DVD Review HTF REVIEW: Ginger and Fred

Discussion in 'DVD' started by Ken_McAlinden, Feb 13, 2007.

Tags:
  1. Ken_McAlinden

    Ken_McAlinden Producer
    Reviewer

    Joined:
    Feb 20, 2001
    Messages:
    6,186
    Likes Received:
    72
    Location:
    Livonia, MI USA
    Real Name:
    Kenneth McAlinden
    XenForo Template
    Ginger and Fred

    Directed By: Federico Fellini

    Starring: Giuletta Masina, Marcello Mastroianni

    Studio: Warner Brothers

    Year: 1986

    Rated: PG-13

    Film Length: 127 minutes

    Aspect Ratio: 1.78:1

    Subtitles: English

    Release Date: February 13, 2006

     

    Television is an invention that permits you to be entertained in your living room by people you wouldn't have in your home.
    - David Frost

    32 years after "La Strada", Federico Fellini returns Giuletta Masina to an even stranger circus - modern television variety programming.

    The Film

    At its core, "Ginger and Fred" is a very simple story about Amelia Bonetti (Masina) and Pippo Botticella (Mastroianni). In the 1940s, they achieved a modest level of fame as traveling performers staging live recreations of Fred Astaire and Ginger Rogers dance routines. They have been asked to reunite after over 30 years apart and appear as a nostalgia act on a Christmas special on a popular live television program called "We Are Proud to Present". The film tracks their arrival, re-acquaintance, preparation, performance, and parting from the event. Being a Fellini film, this straightforward plot is embedded in a merciless satire of modern television and surrounded by a healthy dollop of eye-popping madness.

    When the film was released, critics probably thought the television satire was too broad to be effective. Two decades later, the same critics would probably wonder why Fellini showed so much restraint. The ridiculously sexed up commercials are hardly any worse than your average Superbowl ad for Godaddy. The variety show participants, including the smarmy MC, a troupe of singing and dancing little people, a defrocked Priest getting married on the air, a man on a hunger strike to end hunting and fishing, a transvestite, a trained monkey, a woman who tape records the voices of ghosts, a former kidnapping victim, a handsome violent criminal, a cow with 18 teats, etc. would not seem all that out of place on "America's Got Talent". The satirical elements are really quite funny, and sometimes go so far over the top that they almost cross the line from "Felliniesque" to "Pythonesque".

    Fortunately for the film, Masina and Mastroianni, Fellini's greatest muse and cinematic alter-ego respectively, are more than up to the task of negotiating the viewer through all of the madness.
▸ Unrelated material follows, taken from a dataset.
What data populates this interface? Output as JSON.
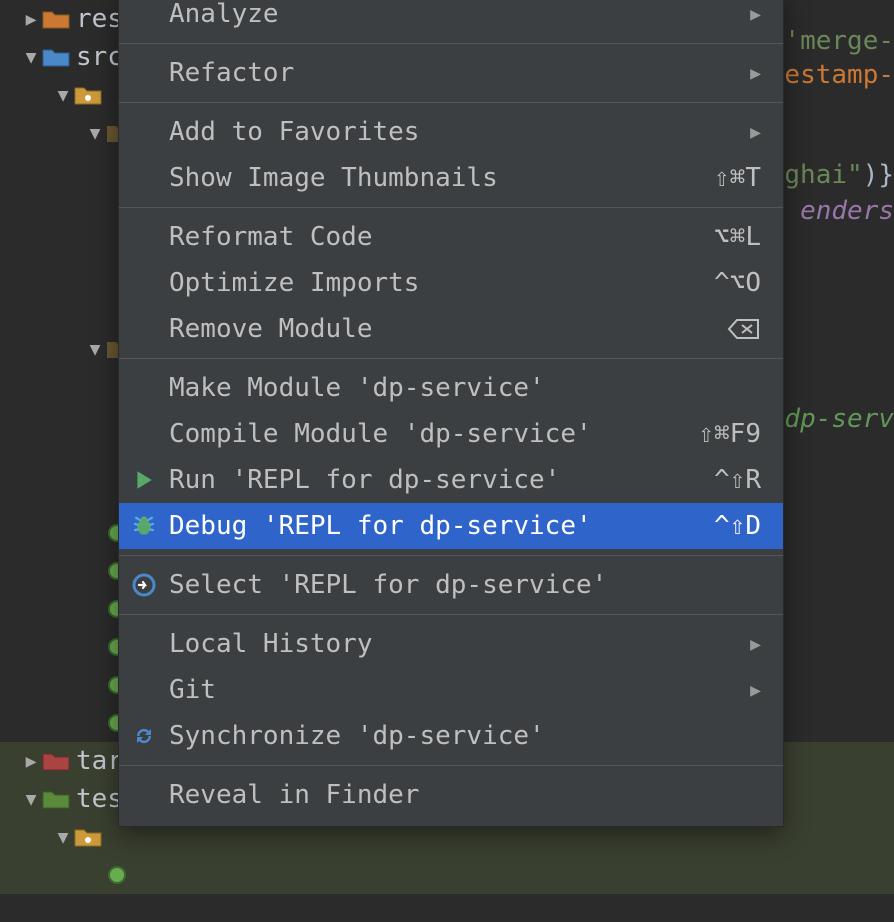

In their 60s when the film was made, Masina's face maintained its impish glow that could elicit sympathy from the most cynical audience member, and Mastroianni could still walk the tightrope between charming and piggish as well as any actor in film. During one key scene when Pippo and Amelia have a pause in their routine due to technical difficulties, they manage to pull off a moving and heartfelt exchange of dialog even though it is punctuated at two separate instances by the mooing of the many-teated cow.

    The Video

    The image fills the entire 16:9 enhanced frame and has a slightly hazy 80s appearance to it. This could be a result of film stock in-use at the time, filters used when shooting, or both. The color scheme seems tilted somewhat towards red. Colors are very vibrant, sometimes on the edge of oversaturation. Compression artifacts are minimal on this dual-layered disc, and I only noticed ringing around high contrast vertical edges during one sequence.

    The Audio

    The Dolby Digital 1.0 track is encoded at 192 kbps. It has occasional distortion and a couple of drop-outs. As with most of Fellini's films, all of the dialog was dubbed in post-production, so synchronization is not always perfect. The subtitles seem oversimplified, sometimes leaving large chunks of dialog untranslated.

    The Extras

    The only extra is the film's theatrical trailer, presented in 16:9 enhanced widescreen with 2.0 mono sound.

    Packaging

    The film comes in a standard Amaray-type hard plastic case with no insert.

    Summary

    In a moment of late career resurgence, Fellini manages to weave a tender story about a reunion of a couple in the September of their years into a wicked satire of the freakshow that is modern television. What's not to like? Warner's DVD presents the film in a barebones edition with an acceptable audio/visual transfer, although I suspect the English subtitles could have been more accurate. It is definitely worth a rental for the curious and a purchase for fans of the director and stars.

    Regards,

    Edited by Ken_McAlinden - 7/21/2009 at 06:43 pm GMT
     
  2. Jon Martin

    Jon Martin Cinematographer

    Joined:
    Sep 19, 2002
    Messages:
    2,219
    Likes Received:
    1
    Great review.

    As someone who has always found Fellini to be a bit overrated, GINGER was one of his films I thought was a bit underrated. Glad to see it on DVD.
     

Share This Page